    A CDN helps optimize data through caching, which reduces the amount of data the origin server must provide. This automatically reduces bandwidth costs and increases efficiency. 

What Happens if You Don’t Use a CDN?

Ultimately, it’s up to you whether you’d like to use a CDN to improve website loading times. However, without the help of a CDN, instead of the user establishing a faster connection with the CDN, it will establish a connection to an IP address that’s using the local domain name system, or DNS.

If the DNS cannot resolve the IP address, then it has to pass to the authoritative DNS server where it’s hosted, resolve the IP address, and then connect the user’s browser to download the web content. All of this takes time, which is one factor that slows down the loading of a website. 

Because the IP address has to go through so many channels in order to establish a connection with the DNS, it creates latency issues and adds delays whenever the origin is far from the user. The experience of a user on a website means everything to your business. 

If the users cannot even browse or click around on the page, chances are that you’re losing customers and largely decreasing the traffic that passes through your website. 

Top CDN Providers

If you’ve made the choice to go with a CDN to enhance your website experience, there are plenty of providers to choose from. 

  1. Cloudfare
    Cloudfare is popular among customers because it is so user friendly. Overall, they offer excellent performance, web security (which allows users to block bots and limit spam), and protects web applications from hackers.
    They have 180 data centers around the world, making it one of the fastest CDN service providers available on the market today.
  2. Fastly
    Fastly is a popular CDN service in the United States, Brazil, Europe, and Australia. However, it doesn’t seem to have a strong market in Asia. Though Fastly offers its users with support for caching different videos, it’s also a little complicated for users to adjust settings.
    It’s an innovative CDN solution that offers a lot of configuration options to personalize how you want your CDN to work. Unfortunately, if you’re not super tech savvy, it might be difficult to understand how to make changes and maximize everything this CDN service can do for you.
  3. CloudFront
    CloudFront is popular among users because it is easy to configure and it offers a lot more features than Cloudfar and Fastly. Owned by Amazon, CloudFront offers advanced features, and it provides an impressive array of analytics data.
    Some downsides to this service is that, even with all that it offers, users sometimes find the service to be difficult to navigate and it’s also pricier than others. This service might be better suited for users that are familiar with CDN and know the ins and outs of its uses. 

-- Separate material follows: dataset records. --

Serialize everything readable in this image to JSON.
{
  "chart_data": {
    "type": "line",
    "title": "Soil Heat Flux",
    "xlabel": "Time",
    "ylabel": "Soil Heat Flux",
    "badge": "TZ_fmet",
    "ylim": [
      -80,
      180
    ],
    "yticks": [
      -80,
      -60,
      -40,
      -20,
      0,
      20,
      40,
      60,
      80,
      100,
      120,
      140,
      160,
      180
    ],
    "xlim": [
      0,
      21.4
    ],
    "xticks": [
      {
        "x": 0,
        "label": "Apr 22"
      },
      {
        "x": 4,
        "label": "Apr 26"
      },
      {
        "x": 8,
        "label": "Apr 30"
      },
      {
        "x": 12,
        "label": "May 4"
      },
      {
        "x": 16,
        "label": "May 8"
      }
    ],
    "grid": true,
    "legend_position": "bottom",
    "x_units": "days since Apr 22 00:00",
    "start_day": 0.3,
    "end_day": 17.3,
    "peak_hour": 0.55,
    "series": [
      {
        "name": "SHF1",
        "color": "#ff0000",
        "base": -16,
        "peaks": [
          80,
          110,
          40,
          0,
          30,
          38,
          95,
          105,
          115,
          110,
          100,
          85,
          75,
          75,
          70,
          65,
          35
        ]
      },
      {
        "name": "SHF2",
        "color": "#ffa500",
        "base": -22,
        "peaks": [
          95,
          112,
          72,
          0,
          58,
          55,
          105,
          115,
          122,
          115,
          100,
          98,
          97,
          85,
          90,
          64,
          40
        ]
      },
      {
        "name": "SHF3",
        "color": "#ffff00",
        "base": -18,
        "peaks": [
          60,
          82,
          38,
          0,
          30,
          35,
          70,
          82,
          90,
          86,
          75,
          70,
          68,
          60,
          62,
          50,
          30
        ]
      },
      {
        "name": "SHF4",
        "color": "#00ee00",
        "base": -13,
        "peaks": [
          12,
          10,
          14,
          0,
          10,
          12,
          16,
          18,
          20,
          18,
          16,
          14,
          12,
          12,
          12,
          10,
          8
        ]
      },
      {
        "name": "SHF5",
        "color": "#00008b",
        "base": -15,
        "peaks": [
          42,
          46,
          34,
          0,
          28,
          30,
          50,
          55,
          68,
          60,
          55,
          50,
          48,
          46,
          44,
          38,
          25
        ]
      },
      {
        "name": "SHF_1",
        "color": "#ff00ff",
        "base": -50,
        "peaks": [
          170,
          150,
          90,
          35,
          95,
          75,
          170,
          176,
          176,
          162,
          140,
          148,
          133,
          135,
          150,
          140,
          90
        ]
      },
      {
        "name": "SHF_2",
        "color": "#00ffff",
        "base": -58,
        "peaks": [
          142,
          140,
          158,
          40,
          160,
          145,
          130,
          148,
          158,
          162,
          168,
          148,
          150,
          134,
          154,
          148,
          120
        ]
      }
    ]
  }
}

Though choosing the best CDN service is a big decision, try not to get overwhelmed by how advanced the program may seem. There are plenty of user-friendly CDN services out there that can make your experience easy to set up. 

Remember, the end goal of adding a CDN is to enhance customers’ experience on your website. The longer a customer stays on your website, the more likely they are to purchase your product or services. A CDN can enhance both your experience and theirs.